News

Rural Health Commissioner ‘worked tirelessly’ to close health gaps


Doug Hendrie


30/06/2020 3:14:34 PM

In his last day in the office for Australia’s inaugural National Rural Health Commissioner, Professor Paul Worley is leaving to plaudits.

Paul Worley
Outgoing National Rural Health Commissioner Professor Paul Worley worked hard to bring organisations together.

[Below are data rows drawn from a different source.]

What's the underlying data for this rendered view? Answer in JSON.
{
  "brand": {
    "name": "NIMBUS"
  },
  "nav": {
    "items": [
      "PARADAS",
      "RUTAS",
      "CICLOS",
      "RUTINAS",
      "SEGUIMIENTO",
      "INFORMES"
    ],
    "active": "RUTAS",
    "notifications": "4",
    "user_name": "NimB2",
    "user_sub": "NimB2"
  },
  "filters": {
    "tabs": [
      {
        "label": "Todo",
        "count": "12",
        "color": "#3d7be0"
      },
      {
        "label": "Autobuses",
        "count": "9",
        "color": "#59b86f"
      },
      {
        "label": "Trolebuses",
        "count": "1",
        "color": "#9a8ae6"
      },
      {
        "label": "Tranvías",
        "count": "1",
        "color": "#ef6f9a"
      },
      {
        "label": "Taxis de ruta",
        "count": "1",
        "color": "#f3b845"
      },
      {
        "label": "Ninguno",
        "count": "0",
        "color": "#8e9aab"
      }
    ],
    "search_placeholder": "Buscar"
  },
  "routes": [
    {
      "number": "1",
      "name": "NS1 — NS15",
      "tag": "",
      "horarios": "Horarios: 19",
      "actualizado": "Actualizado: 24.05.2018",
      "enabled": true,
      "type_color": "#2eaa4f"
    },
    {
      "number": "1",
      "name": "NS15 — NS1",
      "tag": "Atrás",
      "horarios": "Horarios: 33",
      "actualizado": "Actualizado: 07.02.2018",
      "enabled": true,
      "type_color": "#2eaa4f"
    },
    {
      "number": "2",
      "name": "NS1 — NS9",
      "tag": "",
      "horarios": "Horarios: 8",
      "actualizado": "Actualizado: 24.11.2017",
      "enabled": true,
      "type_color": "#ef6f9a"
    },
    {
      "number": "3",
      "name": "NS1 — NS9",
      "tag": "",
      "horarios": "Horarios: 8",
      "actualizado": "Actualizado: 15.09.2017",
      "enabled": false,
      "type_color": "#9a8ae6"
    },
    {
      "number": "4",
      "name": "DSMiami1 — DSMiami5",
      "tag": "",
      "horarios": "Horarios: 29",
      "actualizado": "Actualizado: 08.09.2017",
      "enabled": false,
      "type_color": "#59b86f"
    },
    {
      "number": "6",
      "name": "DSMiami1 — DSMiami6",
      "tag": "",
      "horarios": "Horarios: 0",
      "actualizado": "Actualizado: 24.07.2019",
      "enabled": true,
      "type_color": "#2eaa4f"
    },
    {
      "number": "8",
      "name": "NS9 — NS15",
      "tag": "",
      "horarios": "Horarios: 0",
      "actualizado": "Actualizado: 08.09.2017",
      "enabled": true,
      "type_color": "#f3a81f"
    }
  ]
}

During his time as Rural Health Commissioner, Emeritus Professor Worley facilitated the Collingrove Agreement between the RACGP and the Australian College of Rural and Remote Medicine, defining the role of a rural generalist.
 
That agreement paved the way for the National Rural Generalist Pathway.
 
Rural generalists are seen as a key way to overcome the longstanding health gap between city and rural Australians.
 
RACGP President Dr Harry Nespolon told newsGP he was sad to hear Professor Worley was leaving his role, which he had held since late 2017.
 
‘Professor Worley has worked tirelessly for Aboriginal and Torres Strait Islander and non-Indigenous rural communities in this ground-breaking role,’ Dr Nespolon said.
 
‘He has established a very strong foundation for the next Rural Health Commissioner to continue to improve workforce availability to help decrease the inequities that exist between rural and urban patients.’
 
Chair of RACGP Rural Associate Professor Ayman Shenouda praised Professor Worley for his skill in bringing organisations together.
 
‘He has done a fantastic job. He had a clear vision of what needed to be achieved and he had the ability to get people to collaborate and share a vision for the future of rural health,’ Associate Professor Shenouda told newsGP
 
‘His mandate was to come up with a solution for the Rural Generalist Pathway, and he managed to do that. We hope his efforts will be the base for the future.
 
‘I want to thank him, and also his family since he was travelling all the time, for making this possible.
 
‘We look forward to collaborating with the new Rural Health Commissioner.’

Rural-Roundtable-hero.jpg
L–R: ACRRM’s Dr Michael Beckoff, National Rural Health Commissioner Professor Paul Worley, then-Minister for Rural Health Bridget McKenzie, RACGP Rural Chair Associate Professor Ayman Shenouda come together in 2018 to help develop of a national framework for rural generalism.

Regional Health Minister Mark Coulton praised Professor Worley’s leadership and engagement with the health sector and local communities as ‘integral’ to pushing forward with major rural health reforms.
 
‘He has demonstrated his energy and passion to deliver on the objectives of the inaugural office through brokering the landmark Collingrove Agreement and leading the development of the National Rural Generalist Pathway,’ Minister Coulton said.
 
‘I want to acknowledge and thank Professor Worley for his leadership establishing the office and his profound commitment to championing rural practice.’
 
In response, Professor Worley described his time in the role as a great privilege.
 
‘We have worked together across communities and professions. We have integrated the latest research evidence with a holistic understanding of healthcare learned from our Indigenous custodians,’ he said.
 
‘We have affirmed the quality of rural clinicians and the collegiality, courage and creativity of rural people, even in the face of natural disasters and persisting inequities of access to healthcare, particularly for those who live in remote Australia.
 
‘The support of Government for the paradigm-shifting solutions we have developed gives us cause for great optimism. I now look forward to new opportunities to continue my work to expand the horizons of remote and rural healthcare and education.’
 
After Professor Worley’s departure, the office will be made permanent and its remit broadened, with a new commissioner expected to begin in the role this week.
 
New deputy commissioners will be appointed to cover areas such as Aboriginal and Torres Strait Islander health, nursing and allied health.  
 
‘[The role will] maintain the confidence of vulnerable rural communities facing doctor shortages and higher burden of disease,’ Minister Coulton said.
 
‘[C]ontinuing the Office is a key component of our long-term approach to rural health policy.’
 
The Federal Government announced a $550 million rural health package in 2018, including incentives for doctors and nurses to go rural, five new medical schools in the Murray–Darling region, and streamlined general practice training.
 
The nationwide rollout of telehealth to help combat COVID-19 has also been a boon to rural and regional people who can find it hard to access healthcare.
 
‘The rapid reforms we’ve made to telehealth due to COVID-19 demonstrate the opportunity to better utilise technology and connectivity when it comes to healthcare delivery and medical training,’ Minister Coulton said.
 
‘Location no longer needs to be a determinant of access to quality health services and care. We just need to take a fresh look to how we can support and deliver sustainable and modern health services.’
 
Log in below to join the conversation.



rural generalism rural health



Login to comment

A.Prof Christopher David Hogan   1/07/2020 9:35:01 PM

Nice to see some rapprochement between RACGP & ACRRM. It is quite timely as General Practice is rapidly collecting more enemies than friends at the moment.